Why Believe? 
by John Cottingham

978-0-8264-9636-2 hardcover (2009) £14.99
978-1-4411-4305-1 paperback (2011) £10.99 


‘In this book John Cottingham seeks to show that every human being possesses impulses and aspirations for which religious belief offers a home, and which only religious belief can adequately satisfy. The text is mercifully free from the hectoring and browbeating that disfigures much contemporary controversial writing, both theist and atheist. Instead, Cottingham offers gentle and courteous persuasion, whether philosophical, historical, or literary. Lucid and accessible, the book is a pleasure to read.’
Sir Anthony Kenny (Oxford University)

‘Cottingham’s insightful book invites his  readers to consider what in their own lived experience should prompt religious questioning and then guides them in reasoning their way through their questions. Neither polemic nor apologetic, it is informed by an admirable respect for its readers. Reflective unbelievers should take note.’
Alasdair MacIntyre (University of Notre Dame)

‘Here is a study of the phenomena of religious life which is analytically acute and at the same time humane. In this finely crafted and accessible work, John Cottingham displays how religious believing implies a commitment of the person in their emotional, intellectual and practical integrity.’
Mark Wynn (University of Exeter)

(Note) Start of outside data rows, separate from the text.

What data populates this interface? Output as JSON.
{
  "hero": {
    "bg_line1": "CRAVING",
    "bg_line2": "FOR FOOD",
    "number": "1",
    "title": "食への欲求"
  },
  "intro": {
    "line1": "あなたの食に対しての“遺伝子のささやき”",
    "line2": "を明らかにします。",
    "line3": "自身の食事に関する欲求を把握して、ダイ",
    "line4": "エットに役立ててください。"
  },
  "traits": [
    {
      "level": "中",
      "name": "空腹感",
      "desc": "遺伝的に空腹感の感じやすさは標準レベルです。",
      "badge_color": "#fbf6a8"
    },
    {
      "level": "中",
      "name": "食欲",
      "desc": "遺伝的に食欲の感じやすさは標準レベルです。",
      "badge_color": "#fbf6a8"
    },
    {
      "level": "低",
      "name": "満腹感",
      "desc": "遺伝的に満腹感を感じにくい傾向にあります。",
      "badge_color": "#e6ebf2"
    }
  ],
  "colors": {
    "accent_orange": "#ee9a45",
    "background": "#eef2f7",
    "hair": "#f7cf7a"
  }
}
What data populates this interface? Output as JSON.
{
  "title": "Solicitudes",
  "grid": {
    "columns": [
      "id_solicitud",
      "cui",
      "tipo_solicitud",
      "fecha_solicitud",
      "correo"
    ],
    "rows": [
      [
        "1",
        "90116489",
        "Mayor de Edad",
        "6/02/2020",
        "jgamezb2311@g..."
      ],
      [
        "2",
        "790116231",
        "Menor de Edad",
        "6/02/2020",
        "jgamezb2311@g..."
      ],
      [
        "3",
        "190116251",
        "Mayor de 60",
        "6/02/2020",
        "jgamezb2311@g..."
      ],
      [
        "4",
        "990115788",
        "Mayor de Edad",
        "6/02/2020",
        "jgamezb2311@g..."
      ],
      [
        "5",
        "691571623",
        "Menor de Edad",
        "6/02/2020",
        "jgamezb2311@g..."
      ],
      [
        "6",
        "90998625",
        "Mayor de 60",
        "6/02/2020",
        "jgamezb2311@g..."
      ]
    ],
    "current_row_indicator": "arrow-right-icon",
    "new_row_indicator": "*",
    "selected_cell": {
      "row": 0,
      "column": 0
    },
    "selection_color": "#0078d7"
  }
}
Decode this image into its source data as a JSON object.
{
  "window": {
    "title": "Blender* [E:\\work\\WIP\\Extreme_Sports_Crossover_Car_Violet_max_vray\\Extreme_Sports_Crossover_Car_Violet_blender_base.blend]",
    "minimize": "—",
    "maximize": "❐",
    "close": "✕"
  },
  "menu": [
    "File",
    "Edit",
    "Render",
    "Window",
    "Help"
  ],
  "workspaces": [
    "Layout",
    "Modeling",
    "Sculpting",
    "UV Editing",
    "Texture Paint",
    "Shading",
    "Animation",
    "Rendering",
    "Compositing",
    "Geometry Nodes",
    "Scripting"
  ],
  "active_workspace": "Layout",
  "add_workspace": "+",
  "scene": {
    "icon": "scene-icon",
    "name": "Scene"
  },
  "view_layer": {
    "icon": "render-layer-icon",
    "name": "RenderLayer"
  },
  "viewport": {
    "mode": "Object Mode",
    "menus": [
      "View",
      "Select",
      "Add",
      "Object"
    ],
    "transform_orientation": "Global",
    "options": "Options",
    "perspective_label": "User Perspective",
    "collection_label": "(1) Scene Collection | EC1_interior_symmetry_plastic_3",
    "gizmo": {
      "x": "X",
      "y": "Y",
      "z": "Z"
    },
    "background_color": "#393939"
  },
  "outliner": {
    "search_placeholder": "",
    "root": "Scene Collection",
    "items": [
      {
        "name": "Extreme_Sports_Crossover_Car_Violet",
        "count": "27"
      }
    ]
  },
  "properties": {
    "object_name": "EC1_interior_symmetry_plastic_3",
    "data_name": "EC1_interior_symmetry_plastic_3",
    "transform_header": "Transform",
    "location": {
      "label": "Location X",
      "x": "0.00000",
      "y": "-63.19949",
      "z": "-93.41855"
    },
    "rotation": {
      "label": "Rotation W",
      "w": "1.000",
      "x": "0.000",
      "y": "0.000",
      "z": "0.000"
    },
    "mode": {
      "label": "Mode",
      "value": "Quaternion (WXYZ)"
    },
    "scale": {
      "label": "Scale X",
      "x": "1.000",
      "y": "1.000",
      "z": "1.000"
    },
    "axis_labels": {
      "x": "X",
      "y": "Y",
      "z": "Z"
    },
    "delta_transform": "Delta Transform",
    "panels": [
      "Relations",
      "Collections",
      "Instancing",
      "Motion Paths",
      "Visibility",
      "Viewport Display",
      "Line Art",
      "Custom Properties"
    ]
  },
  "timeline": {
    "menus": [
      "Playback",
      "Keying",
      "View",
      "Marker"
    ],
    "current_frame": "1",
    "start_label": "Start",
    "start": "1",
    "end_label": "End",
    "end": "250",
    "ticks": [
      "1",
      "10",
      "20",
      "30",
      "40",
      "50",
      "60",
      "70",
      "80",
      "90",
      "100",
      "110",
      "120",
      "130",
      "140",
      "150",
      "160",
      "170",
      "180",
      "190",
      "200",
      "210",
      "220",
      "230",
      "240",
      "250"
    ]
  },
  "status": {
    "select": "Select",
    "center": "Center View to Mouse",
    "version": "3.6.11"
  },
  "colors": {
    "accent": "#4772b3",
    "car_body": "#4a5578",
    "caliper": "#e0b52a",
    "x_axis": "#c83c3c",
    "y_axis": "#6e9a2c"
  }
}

The virtues of Cottingham’s ... thinking – a gracious, open-minded integrity, and an ability to combine spiritual insight with philosophical analysis – enrich his defence of Christian belief and practice.’
Clare Carlisle, Times Literary Supplement

Fascinating and accessible reading for anyone with an appetite for philosophy of religion… tackle[s] fundamental methodological issues, raise[s] questions for further enquiry, and dispel[s] the fear that the discipline is in danger of running into the sand.’
Fiona Ellis, The Way

Religious belief, or its lack, is something that touches our integrity very deeply. It goes to the heart of who we are, what we take ourselves to be doing with our lives, and how we locate ourselves in relation to others. Much philosophy tackles belief in God as if it depended entirely on abstract intellectual argument, but John Cottingham’s carefully reasoned yet impassioned account shows how the religious outlook connects with our deepest human longings, how it links up with our moral and aesthetic experience, how it is integrally involved in the quest for self-understanding, and how it is not after all in conflict with a scientific understanding of the world. Rigorously argued yet maximally accessible, this book cuts through the sterility of much modern debate and offers a new and exciting perspective on the conflict between secularism and spirituality.

One: Belief and its Benefits
1. How believing affects living
2. How believing works
3. Belief and human sensibilities
4. Belief and integrity

Two: Belief, Reason, Goodness
1. Yearnings and their objective correlative
2. From benefits to reasons
3. God as source
4. The best explanation?

Three: Belief and the Unknown
1. The unknown God?
2. Hume’s critique
3. The problems of transcendence
4. Revelation and the Incarnate Word

Four: Obstacles to Belief
1. How difficult can it get?
2. Supernatural intervention
3. Back to fundamentalism?
4. Revelation and cognition

Five: Belief and Meaning
1. Truth and concealment
2. Evidence and accessibility
3. Vision and transformation
4. Moral growth and spiritual conversion

Six: Learning to Believe
1. The lessons of life
2. Prevailing images of belief: exclusivism
3. Ultimate responsibility
4. Souls and the afterlife

Seven: Believing and living
1. Providence and suffering
2. Humility and hope
3. Awe and thanksgiving
4. ‘Walk the believer’s road!’

See also the sequel/companion volume How to Believe